After spending an hour on the site, I knew all of the countries in Africa. I went back again the next morning to make sure I’d retained the information and I had. I’m now moving on to the rest of the continents. Never again will I lazily accept my fate as an American who hasn’t bothered to learn the names of the nooks and crannies throughout our world. Why should I think it enough to know the names of only 70 percent of the countries in the world? Why shouldn’t I know them all?

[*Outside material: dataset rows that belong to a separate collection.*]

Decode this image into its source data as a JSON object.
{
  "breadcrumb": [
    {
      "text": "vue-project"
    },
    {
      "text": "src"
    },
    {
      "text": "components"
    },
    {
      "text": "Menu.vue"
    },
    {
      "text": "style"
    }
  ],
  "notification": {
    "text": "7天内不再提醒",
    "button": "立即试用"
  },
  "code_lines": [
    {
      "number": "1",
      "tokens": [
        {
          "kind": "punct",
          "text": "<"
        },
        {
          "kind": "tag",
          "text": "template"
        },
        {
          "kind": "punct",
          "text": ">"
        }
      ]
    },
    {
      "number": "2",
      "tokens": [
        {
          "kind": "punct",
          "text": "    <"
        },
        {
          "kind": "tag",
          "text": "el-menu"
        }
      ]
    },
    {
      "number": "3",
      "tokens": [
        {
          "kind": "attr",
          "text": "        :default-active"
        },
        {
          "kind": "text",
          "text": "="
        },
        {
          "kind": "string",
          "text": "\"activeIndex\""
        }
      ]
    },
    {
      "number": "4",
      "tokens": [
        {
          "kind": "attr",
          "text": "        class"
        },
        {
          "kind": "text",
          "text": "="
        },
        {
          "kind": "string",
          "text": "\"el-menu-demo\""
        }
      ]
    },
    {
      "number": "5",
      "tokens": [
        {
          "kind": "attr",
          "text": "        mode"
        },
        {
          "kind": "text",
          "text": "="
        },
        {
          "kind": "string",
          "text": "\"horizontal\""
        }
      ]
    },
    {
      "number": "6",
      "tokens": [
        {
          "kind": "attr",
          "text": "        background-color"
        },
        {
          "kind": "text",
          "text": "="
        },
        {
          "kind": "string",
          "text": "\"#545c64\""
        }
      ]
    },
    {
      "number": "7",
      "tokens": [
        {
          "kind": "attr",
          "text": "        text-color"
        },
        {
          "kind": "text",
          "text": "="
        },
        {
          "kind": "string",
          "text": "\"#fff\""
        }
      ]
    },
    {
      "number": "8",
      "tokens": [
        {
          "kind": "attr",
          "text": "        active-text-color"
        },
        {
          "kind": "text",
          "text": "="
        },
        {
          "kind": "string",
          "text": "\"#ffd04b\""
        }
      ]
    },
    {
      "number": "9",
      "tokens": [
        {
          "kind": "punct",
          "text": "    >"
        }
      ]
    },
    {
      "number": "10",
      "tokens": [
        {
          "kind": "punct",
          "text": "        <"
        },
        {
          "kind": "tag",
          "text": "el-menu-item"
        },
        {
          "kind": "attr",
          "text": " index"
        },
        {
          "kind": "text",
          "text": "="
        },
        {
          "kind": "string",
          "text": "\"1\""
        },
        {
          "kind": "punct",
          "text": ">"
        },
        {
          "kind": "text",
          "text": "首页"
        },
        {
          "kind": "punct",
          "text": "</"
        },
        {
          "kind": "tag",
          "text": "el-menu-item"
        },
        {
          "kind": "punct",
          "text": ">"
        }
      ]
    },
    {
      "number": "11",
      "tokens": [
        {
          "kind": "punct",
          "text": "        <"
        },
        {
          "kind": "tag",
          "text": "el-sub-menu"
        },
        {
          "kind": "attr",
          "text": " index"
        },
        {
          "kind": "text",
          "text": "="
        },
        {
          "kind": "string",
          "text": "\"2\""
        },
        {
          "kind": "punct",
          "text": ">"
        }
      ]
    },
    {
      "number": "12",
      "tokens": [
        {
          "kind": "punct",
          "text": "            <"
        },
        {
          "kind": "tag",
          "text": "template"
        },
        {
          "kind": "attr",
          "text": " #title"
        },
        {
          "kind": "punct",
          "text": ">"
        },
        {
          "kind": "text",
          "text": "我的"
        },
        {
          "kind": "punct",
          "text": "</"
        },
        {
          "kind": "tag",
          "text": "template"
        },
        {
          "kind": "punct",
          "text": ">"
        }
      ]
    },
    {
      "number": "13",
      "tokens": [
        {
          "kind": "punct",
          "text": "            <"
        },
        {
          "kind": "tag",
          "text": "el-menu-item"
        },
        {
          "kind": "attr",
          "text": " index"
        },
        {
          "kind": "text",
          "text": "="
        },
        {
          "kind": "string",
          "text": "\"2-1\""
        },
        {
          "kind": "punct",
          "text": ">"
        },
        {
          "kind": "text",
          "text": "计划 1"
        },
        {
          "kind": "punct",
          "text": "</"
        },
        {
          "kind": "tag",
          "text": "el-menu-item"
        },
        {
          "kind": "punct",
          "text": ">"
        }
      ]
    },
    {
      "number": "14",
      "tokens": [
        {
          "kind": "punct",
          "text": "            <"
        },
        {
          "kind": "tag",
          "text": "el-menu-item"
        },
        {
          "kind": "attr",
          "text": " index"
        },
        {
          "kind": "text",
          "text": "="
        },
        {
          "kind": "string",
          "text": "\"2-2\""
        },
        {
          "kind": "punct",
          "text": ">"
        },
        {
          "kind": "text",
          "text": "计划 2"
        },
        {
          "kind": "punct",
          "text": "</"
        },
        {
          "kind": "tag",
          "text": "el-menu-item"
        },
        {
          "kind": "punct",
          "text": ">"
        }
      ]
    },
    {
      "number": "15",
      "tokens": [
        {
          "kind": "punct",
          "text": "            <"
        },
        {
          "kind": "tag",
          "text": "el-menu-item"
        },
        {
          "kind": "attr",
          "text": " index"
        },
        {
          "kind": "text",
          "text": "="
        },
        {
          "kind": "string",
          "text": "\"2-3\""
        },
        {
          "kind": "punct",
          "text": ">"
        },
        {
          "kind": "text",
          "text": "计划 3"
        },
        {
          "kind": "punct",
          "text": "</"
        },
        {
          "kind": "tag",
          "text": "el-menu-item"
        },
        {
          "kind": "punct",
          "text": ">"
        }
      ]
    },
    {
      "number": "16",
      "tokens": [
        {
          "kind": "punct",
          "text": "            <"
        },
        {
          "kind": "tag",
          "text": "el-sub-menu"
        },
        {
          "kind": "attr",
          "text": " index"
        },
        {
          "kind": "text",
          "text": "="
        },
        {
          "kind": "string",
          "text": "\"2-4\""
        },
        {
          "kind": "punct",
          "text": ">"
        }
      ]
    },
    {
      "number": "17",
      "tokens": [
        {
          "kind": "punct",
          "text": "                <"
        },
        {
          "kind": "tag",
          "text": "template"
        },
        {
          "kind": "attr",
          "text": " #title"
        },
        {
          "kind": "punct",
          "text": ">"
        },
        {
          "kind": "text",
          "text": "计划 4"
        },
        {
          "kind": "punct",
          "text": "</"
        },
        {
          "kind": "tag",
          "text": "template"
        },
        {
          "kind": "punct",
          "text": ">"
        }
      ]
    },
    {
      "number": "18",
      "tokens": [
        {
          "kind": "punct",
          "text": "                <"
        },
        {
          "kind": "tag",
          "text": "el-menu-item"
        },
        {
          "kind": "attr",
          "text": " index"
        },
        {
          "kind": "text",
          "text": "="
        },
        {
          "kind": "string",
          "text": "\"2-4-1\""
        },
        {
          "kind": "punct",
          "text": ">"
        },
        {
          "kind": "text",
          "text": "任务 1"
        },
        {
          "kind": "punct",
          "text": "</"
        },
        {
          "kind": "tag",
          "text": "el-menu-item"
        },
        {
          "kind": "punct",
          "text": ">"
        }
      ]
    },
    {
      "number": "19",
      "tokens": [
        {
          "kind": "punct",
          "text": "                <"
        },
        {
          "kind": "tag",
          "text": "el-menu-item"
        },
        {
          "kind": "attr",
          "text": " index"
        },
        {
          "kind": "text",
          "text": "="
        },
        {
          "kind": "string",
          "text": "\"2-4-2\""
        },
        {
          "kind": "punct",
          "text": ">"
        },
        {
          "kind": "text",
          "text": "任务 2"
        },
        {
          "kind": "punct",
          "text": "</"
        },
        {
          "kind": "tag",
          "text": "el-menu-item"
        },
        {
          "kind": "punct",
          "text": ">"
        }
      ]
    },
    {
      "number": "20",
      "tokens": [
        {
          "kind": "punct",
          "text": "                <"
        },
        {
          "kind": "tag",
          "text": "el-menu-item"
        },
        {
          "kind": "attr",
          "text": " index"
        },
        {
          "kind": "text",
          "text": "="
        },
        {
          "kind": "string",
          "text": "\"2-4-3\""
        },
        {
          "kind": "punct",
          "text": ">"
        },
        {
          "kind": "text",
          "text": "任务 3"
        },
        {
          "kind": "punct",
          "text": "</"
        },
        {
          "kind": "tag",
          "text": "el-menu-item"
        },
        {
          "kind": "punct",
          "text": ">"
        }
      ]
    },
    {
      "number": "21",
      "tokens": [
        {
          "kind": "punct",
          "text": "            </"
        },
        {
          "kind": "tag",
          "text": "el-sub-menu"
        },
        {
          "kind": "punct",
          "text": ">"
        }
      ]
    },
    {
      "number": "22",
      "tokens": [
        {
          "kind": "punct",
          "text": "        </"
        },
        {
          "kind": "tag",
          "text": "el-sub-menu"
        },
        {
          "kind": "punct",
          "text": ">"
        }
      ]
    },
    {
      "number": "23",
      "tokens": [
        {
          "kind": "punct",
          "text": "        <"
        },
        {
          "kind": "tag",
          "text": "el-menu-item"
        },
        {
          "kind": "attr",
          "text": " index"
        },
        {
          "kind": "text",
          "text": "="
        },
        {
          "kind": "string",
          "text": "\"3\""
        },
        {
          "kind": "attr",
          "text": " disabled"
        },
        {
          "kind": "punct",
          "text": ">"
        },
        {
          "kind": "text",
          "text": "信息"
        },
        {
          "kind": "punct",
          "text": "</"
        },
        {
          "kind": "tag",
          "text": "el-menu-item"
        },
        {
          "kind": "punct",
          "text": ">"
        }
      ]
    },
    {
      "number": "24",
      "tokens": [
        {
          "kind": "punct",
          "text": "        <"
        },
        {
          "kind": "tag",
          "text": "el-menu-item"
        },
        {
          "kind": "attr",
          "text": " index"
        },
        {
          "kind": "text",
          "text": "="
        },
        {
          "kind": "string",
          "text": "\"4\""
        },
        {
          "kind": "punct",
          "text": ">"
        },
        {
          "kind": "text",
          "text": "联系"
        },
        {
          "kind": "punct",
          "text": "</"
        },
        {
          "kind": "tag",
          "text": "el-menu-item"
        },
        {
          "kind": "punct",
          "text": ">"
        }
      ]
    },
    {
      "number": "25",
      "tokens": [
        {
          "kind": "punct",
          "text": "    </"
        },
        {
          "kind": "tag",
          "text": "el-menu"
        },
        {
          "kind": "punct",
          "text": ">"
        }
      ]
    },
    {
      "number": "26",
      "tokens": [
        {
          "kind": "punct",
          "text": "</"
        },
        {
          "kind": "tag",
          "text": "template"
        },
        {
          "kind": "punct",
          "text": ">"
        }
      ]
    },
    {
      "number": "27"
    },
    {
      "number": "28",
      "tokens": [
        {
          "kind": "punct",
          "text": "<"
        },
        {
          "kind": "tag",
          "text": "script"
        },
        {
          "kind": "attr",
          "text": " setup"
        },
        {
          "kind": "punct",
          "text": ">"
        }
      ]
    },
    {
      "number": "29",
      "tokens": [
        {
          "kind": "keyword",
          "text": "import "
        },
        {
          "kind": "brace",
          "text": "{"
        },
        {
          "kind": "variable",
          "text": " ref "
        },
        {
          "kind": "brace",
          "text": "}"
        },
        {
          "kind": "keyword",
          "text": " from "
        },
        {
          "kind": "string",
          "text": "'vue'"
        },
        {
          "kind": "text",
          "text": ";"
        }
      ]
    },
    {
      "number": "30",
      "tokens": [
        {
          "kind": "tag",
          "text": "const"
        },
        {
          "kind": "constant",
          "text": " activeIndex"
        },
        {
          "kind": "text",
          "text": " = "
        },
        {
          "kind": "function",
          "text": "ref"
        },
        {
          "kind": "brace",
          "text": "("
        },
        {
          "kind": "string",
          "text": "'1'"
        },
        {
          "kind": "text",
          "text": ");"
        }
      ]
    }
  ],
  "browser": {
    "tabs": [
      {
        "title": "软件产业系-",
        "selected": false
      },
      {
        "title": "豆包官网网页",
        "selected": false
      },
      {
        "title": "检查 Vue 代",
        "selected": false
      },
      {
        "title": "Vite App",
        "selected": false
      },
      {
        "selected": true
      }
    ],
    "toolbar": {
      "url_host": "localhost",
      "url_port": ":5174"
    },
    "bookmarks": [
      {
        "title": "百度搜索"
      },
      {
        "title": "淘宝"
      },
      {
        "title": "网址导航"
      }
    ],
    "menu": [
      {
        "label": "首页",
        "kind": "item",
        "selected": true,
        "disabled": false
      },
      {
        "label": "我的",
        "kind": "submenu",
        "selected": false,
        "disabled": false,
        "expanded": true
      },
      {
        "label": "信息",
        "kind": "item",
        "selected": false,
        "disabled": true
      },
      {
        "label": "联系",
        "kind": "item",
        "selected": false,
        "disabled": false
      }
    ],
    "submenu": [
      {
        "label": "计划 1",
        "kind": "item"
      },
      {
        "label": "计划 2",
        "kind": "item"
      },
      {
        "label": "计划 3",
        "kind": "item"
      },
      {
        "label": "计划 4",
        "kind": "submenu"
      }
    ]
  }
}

For a long time, I didn’t think it was incredibly relevant – not relevant enough to bother learning, at least. But I knew, like many do, the names of a hearty chunk of countries. These are the countries that come up in conversation, news and friends’ vacations. Moving forward, I am challenging myself and readers alike to learn the names of all of the countries in the world, at the very least. From there, let’s learn about the countries and their respective cultures in depth and begin travel planning, but first, let’s learn the names.

**Update 05.27.2012: I did it!**

Time-Lapse Video Shows Europe’s Changing Borders, 1000 AD to 2003

This quirky time lapse shows how Europe‘s borders have expanded, contracted, and expanded again. We’re pretty sure the original intent was to help those studying for a World Geography test or the like, but it’s a fun tool for travelers too – is the area you’re visiting this summer a part of the original Hapsburg empire? Has the hotel you’re staying in always been in France? Watch it. We’re sure you’ll enjoy.

Visiting The Royal Geographical Society, London

While London isn’t exactly known as an adventure travel destination, unless you’re crossing Elephant and Castle late at night, it is a place where adventure travelers gather. The British are some of the best explorers in the world and their Royal Geographical Society is a meeting place and resource for those who want more out of travel than a cruise to the Bahamas.

The society was founded in 1830 to further knowledge of the world and its cultures. It has sponsored numerous expeditions, including famous ones led by heroes such as Sir Ernest Shackleton and Sir Edmund Hillary. This work continues today.

I popped in there for the first time earlier this week to use their archives. I’m planning a trip to a remote castle in northern Ethiopia that hasn’t been properly explored since 1868, and of course the folks at the Royal Geographical Society had the original maps! Thanks to them, now I won’t get lost when I head into the Ethiopian highlands – well, hopefully not.

The archives are a great resource for travelers planning their next adventure. There’s also an excellent series of lectures and exhibitions. Currently there’s an exhibition on the castles and monasteries of medieval Serbia.

So if you’re in London but pining to ride an elephant through Borneo or climb the mountains of Antarctica, check out the Royal Geographical Society.